In the US, such securities are called Federal Agency Securities.
The issues of these agency securities can be broadly classified as: Federally-related institutions, and Government-sponsored enterprises (GSE). Let’s look at these institutions and the kinds of securities issued by them.
These are the arms of federal government.
- Export-Import Bank of United States
- Tennessee Valley Authority (TVA)
- The Government National Mortgage Association (Ginnie Mae)
- Private Export Funding Corporation
- Maritime Administration
- Small Business Administration
These securities are backed by the full faith and credit of the US government (with the exception of the Tennessee Valley Authority and Private Export Funding Corporation).
Government-sponsored enterprises (GSE)
These are privately-owned, publicly chartered entities.
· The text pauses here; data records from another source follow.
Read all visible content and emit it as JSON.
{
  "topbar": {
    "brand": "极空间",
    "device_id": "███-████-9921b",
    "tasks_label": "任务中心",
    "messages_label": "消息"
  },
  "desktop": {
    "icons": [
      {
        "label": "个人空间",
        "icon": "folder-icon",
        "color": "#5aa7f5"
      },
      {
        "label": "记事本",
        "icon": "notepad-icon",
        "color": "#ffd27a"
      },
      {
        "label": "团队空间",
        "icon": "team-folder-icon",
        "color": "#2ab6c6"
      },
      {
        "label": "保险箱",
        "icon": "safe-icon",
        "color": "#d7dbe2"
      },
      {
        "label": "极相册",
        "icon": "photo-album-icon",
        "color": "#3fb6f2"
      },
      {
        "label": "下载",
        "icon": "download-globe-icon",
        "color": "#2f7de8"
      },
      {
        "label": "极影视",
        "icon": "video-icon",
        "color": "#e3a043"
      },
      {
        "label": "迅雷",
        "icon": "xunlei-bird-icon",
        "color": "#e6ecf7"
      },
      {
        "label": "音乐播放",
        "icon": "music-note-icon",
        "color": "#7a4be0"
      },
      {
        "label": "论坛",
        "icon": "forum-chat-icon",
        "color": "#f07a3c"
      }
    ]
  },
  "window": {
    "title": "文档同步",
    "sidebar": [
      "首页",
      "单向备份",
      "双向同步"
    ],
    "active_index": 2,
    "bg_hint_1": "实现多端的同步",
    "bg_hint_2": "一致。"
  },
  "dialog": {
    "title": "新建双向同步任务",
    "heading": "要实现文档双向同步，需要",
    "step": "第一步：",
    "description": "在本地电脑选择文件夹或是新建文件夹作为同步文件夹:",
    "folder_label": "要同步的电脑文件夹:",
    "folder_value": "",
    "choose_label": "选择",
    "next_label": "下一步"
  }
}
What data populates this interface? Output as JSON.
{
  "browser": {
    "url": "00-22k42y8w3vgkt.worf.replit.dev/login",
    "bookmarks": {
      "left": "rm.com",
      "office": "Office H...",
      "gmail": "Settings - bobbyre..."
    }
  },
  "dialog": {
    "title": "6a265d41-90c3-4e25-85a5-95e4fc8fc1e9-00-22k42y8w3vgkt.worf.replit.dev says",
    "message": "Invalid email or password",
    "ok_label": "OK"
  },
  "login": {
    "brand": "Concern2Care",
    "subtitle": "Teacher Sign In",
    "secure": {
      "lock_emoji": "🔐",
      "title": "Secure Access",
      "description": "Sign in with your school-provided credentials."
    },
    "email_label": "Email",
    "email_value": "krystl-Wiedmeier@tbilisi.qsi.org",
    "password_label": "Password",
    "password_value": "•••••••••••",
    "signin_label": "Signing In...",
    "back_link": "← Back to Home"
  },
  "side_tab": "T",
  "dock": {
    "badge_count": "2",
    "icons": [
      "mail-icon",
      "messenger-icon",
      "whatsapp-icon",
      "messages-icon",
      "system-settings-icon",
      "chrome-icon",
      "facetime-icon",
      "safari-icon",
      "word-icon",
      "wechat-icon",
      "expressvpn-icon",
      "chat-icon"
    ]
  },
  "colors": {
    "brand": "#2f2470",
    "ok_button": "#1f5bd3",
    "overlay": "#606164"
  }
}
These enterprises were created to help reduce the borrowing cost of certain sectors such as farmers, homeowners, and students. GSEs issue debentures and discount notes. There are six GSEs.
- Federal National Mortgage Association (Fannie Mae): Credit for residential housing sector.
- Federal Home Loan Mortgage Corporation (Freddie Mac): Credit for residential housing sector.
- Federal Home Loan Bank: Credit for residential housing sector.
- Federal Agriculture Mortgage Corporation (Farmer Mac): Credit for farm proprieties
- Federal Farm Credit System: Credit for agriculture
- Student Loan Marketing Association (Sallie Mae): Credit for higher education.